Convivial balancing

To his credit, when it comes to rate of growth, Illich acknowledges that some change is good: “A changeless society would be as intolerable for people as the present society of constant change. Convivial reconstruction requires limits on the rate of compulsory change.” Geoff West has expressed similar sentiments in Scale.

Ultimately, it is a balancing act, and I agree with Illich that as things stand, our collective societal balance is off. Here are Illich’s “five dimensions upon which the balance of life depends”:

  1. Faulty tech can render the environment uninhabitable
  2. Radical monopoly can force the demand for affluence
  3. Overprogramming can transform the world into a treatment ward when people are constantly taught, socialized, normalized, tested, and reformed.
  4. Centralization and packaging of institutionally produced values can polarize society into structural despotism
  5. Engineering obsolescence can break all bridges to a normative past

Radical monopoly

I found this concept fascinating, and apparently it’s Illich’s own. A radical monopoly is when the dominance of one type of product supersedes dominance by any one brand. For example, cars do a lot to monopolize the way that people get around in many American cities.

“I speak about radical monopoly when one industrial production process exercises an exclusive control over the satisfaction of a pressing need.... That motor traffic curtains the right to walk, not that more people drive Chevies than Ford's, constitutes radical monopoly."

A convivial research agenda?

“Leisurely scientific research does not exclude a bevatron or some ultracentrifuges; removal of access restrictions now created by schools would again admit the curious, rather than the orthodox, to the alchemist’s vault; and study for its own sake would produce more surprises than team research on how to eliminate production snags.”
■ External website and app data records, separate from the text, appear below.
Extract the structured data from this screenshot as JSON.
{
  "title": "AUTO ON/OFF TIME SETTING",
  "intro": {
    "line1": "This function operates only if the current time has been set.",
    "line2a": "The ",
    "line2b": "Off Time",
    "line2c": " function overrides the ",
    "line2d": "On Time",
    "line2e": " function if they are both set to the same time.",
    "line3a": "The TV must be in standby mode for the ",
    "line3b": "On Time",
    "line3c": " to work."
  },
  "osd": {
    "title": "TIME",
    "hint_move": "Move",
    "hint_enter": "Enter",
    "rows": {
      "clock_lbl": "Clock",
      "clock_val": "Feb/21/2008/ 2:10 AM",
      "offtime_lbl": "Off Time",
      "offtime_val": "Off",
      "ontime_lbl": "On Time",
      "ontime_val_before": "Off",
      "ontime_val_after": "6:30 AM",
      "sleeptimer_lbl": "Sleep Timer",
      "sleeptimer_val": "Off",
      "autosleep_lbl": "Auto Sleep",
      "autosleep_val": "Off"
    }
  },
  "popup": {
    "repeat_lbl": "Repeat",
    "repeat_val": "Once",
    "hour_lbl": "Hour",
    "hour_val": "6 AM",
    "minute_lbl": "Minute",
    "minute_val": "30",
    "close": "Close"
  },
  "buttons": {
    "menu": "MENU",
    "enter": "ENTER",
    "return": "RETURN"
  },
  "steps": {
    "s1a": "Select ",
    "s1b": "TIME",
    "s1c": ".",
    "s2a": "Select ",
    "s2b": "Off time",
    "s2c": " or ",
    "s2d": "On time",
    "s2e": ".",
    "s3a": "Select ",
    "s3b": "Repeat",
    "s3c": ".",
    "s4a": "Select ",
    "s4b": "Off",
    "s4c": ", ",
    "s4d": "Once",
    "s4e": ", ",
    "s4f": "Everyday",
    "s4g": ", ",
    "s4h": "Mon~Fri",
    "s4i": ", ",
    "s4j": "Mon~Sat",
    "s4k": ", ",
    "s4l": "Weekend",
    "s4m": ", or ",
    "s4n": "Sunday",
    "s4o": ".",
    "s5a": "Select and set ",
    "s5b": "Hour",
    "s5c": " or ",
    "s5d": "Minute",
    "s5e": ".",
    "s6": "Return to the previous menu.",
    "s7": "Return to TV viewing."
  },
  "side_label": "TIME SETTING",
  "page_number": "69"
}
Illich’s research agenda is Counterfoil Research:

  1. To provide guidelines for detecting incipient stages of murderous logic in a tool,
  2. To devise tools and tool systems that optimize the balance of life, thereby maximizing liberty for all.

Sounds like a really promising research ethos to me, meandering and passion driven, and more fundamentally basic. But unfortunately, this is something that is only available for independently wealthy gentlemen-scientists. Or perhaps beneficiaries of ARPA grants of yore. That said, some small, nascent research groups like Ink & Switch, Dynamicland, and Otherlab appear to still operate similarly.
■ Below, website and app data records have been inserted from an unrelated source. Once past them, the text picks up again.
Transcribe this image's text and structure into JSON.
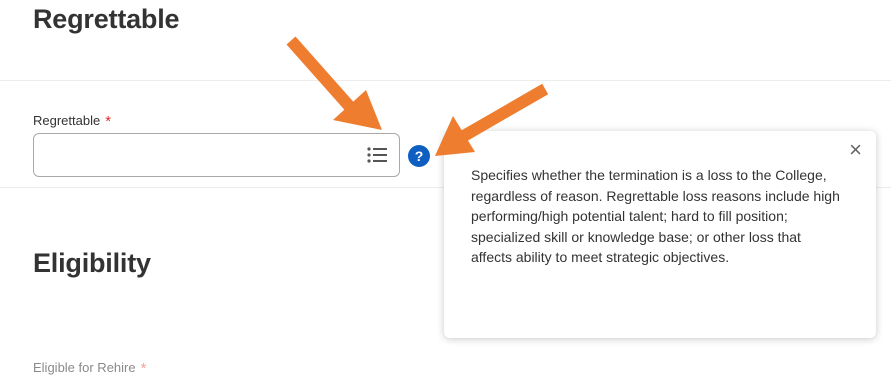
{
  "sections": {
    "regrettable_title": "Regrettable",
    "eligibility_title": "Eligibility"
  },
  "regrettable_field": {
    "label": "Regrettable",
    "required_marker": "*",
    "value": "",
    "icon": "list-icon"
  },
  "help": {
    "icon_label": "?",
    "close_label": "×",
    "text": "Specifies whether the termination is a loss to the College, regardless of reason. Regrettable loss reasons include high performing/high potential talent; hard to fill position; specialized skill or knowledge base; or other loss that affects ability to meet strategic objectives."
  },
  "rehire_field": {
    "label": "Eligible for Rehire",
    "required_marker": "*"
  },
  "annotations": {
    "arrow_color": "#ee7d2f",
    "arrow_count": 2
  }
}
Critiques

Illich seems to be deeply influenced by projections from Ehrlich’s “The Population Bomb”, which never came to pass. He considers contraception as an especially convivial tool. Side note, Barry Commoner’s response to this Malthusian trap was described in The Closing Circle (1971) was a far less radical, level headed approach, suggesting that as poor people became richer, they would have fewer children, and the population would stabilize.

Illich calls for austerity, the need to self-limit, and slow progress in an attempt to fix society and make it more convivial. This is going to be a bitter pill for many to swallow, and Illich understands this well. I think you need a much more clearly positive vision for the future. I admire Rewiring America for taking a stab at this.


As usual, Illich does a good job of critiquing society, but path to specific solutions remains murky. Especially when it comes to the last sections on law and on politics, the writing becomes noticeably more vague, as if the author himself appears somewhat hazy on the right course of action.

Thus, how to move a whole society towards Illich’s post-industrial convivial vision is unclear. The main way in which I can see operationalizing it is by changing one’s personal life to live more convivially: live near work, walk and bike more, genuinely care more about others, do less busy work, home school your children, be present for major life events, build your own house, host more guests, etc.